President Barack Obama won election to a second four-year term, while Democrats gained some seats in the Senate, which they control, and also in the Republican-controlled House of Representatives.  Obama was handed an awful mess in 2008, and in four years he did an extraordinary job of putting the U.S. back on track, while facing unrelenting hostility and vitriol.  The housing market is stabilizing; unemployment is still high but down to the level of when he took office; the Iraq debacle is over; we’re winding down in Afghanistan.  His signature achievements were killing Osama Bin Laden and stifling terrorism, rescuing the U.S. auto industry, and the historic passage of the Affordable Care Act (Obamacare), designed to enable countless Americans access to quality, affordable health care (and is not the “government takeover” claimed by his critics – there’s not even a “public option”).  And we finally have a leader who isn’t timid about pushing for green energy.

But America is still at roughly 8 percent unemployment, there is still a large budget deficit, and there are still tax and immigration dilemmas.  The president needs to find a way to bridge the gap with stubborn Republican House members, who have signed a “pledge” not to raise taxes – even on the wealthiest Americans.  And Republicans will want Dems to address entitlements.  House majority leader John Boehner has promised his GOP members will work with the president to somehow find compromise, which is a good sign.  We’ll see.

The election was a resounding victory for Democrats and a thundering disappointment to Republicans.  If the GOP is going to maintain viability in the 21st century, it will need to embrace a changing demographic, one that includes blacks, Latinos, Asian-Americans, gays, young voters, and women.  It will also need to re-examine its ideologies.  Is active government necessarily “big government,” or can it improve the lives of Americans?  Is regulation of business and industry such a dirty word?

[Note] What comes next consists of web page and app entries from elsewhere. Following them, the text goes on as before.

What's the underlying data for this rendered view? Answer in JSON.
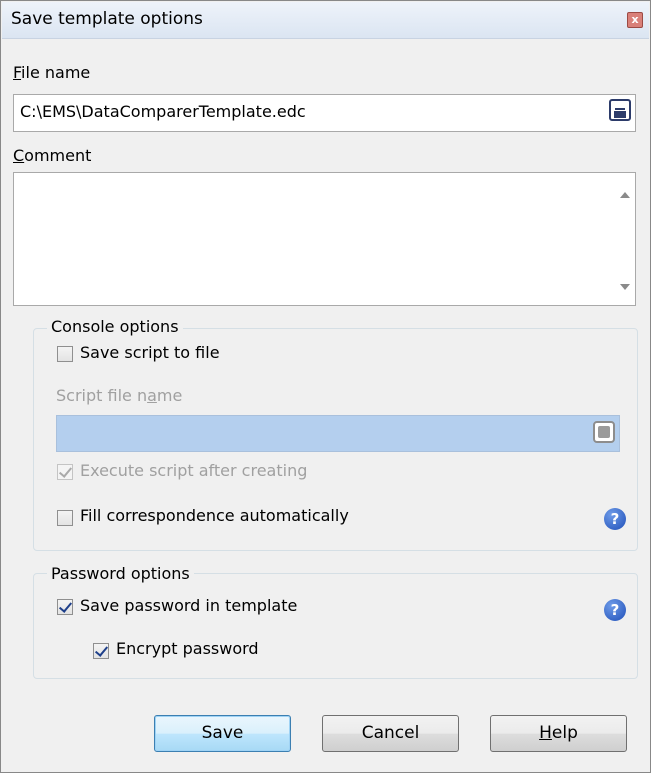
{
  "dialog": {
    "title": "Save template options",
    "close_glyph": "x"
  },
  "file_name": {
    "label_accel": "F",
    "label_rest": "ile name",
    "value": "C:\\EMS\\DataComparerTemplate.edc",
    "browse_icon": "save-disk-icon"
  },
  "comment": {
    "label_accel": "C",
    "label_rest": "omment",
    "value": ""
  },
  "console_options": {
    "title": "Console options",
    "save_script": {
      "label": "Save script to file",
      "checked": false
    },
    "script_file": {
      "label_pre": "Script file n",
      "label_accel": "a",
      "label_post": "me",
      "value": "",
      "disabled": true
    },
    "execute_script": {
      "label": "Execute script after creating",
      "checked": true,
      "disabled": true
    },
    "fill_correspondence": {
      "label": "Fill correspondence automatically",
      "checked": false
    },
    "help_glyph": "?"
  },
  "password_options": {
    "title": "Password options",
    "save_password": {
      "label": "Save password in template",
      "checked": true
    },
    "encrypt_password": {
      "label": "Encrypt password",
      "checked": true
    },
    "help_glyph": "?"
  },
  "buttons": {
    "save": "Save",
    "cancel": "Cancel",
    "help_accel": "H",
    "help_rest": "elp"
  },
  "colors": {
    "script_field_bg": "#b4cfee",
    "help_icon": "#1f4fb8"
  }
}
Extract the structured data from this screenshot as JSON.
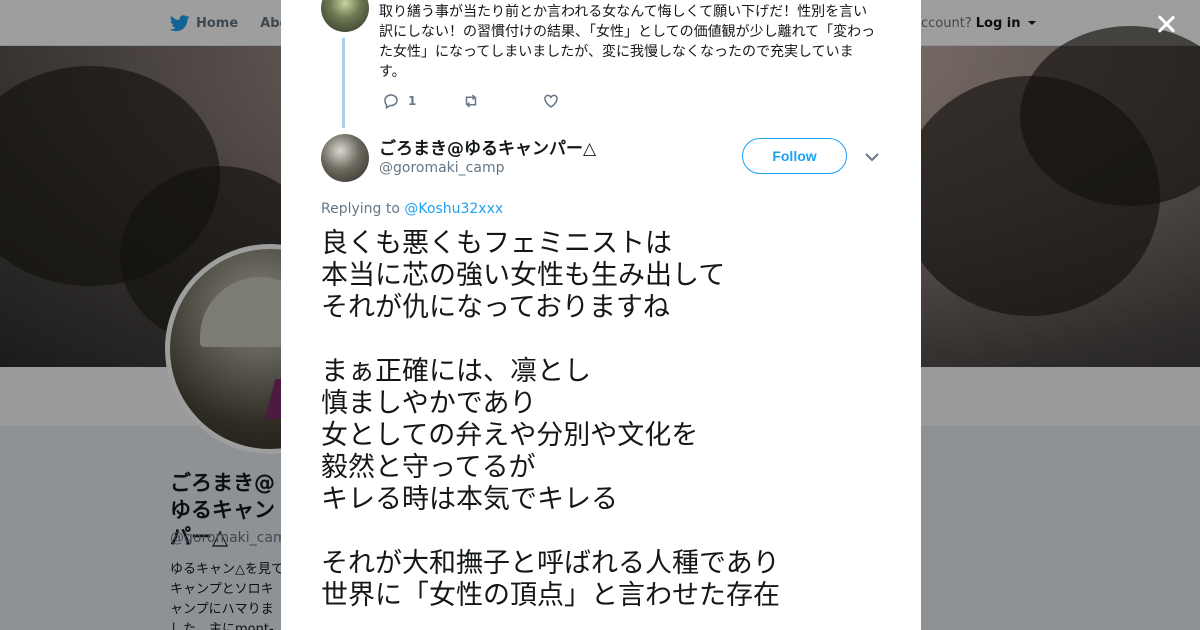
{
  "nav": {
    "home_label": "Home",
    "about_label": "Abo",
    "account_prompt": "ccount?",
    "login_label": "Log in"
  },
  "profile": {
    "name": "ごろまき@ゆるキャンパー△",
    "handle": "@goromaki_camp",
    "bio": "ゆるキャン△を見てキャンプとソロキャンプにハマりました。主にmont-bell"
  },
  "previous_tweet": {
    "text": "取り繕う事が当たり前とか言われる女なんて悔しくて願い下げだ！性別を言い訳にしない！の習慣付けの結果、「女性」としての価値観が少し離れて「変わった女性」になってしまいましたが、変に我慢しなくなったので充実しています。",
    "reply_count": "1"
  },
  "tweet": {
    "author_name": "ごろまき@ゆるキャンパー△",
    "author_handle": "@goromaki_camp",
    "follow_label": "Follow",
    "replying_prefix": "Replying to",
    "replying_handle": "@Koshu32xxx",
    "paragraphs": [
      [
        "良くも悪くもフェミニストは",
        "本当に芯の強い女性も生み出して",
        "それが仇になっておりますね"
      ],
      [
        "まぁ正確には、凛とし",
        "慎ましやかであり",
        "女としての弁えや分別や文化を",
        "毅然と守ってるが",
        "キレる時は本気でキレる"
      ],
      [
        "それが大和撫子と呼ばれる人種であり",
        "世界に「女性の頂点」と言わせた存在"
      ]
    ]
  },
  "colors": {
    "accent": "#1da1f2",
    "thread_line": "#a9d1ef",
    "text": "#14171a",
    "muted": "#657786"
  }
}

If the economy continues to improve and the president can somehow find common ground with an intransigent Congress – and this country can stay out of another war – I think history will view Obama’s presidency with kindness. 

Forward.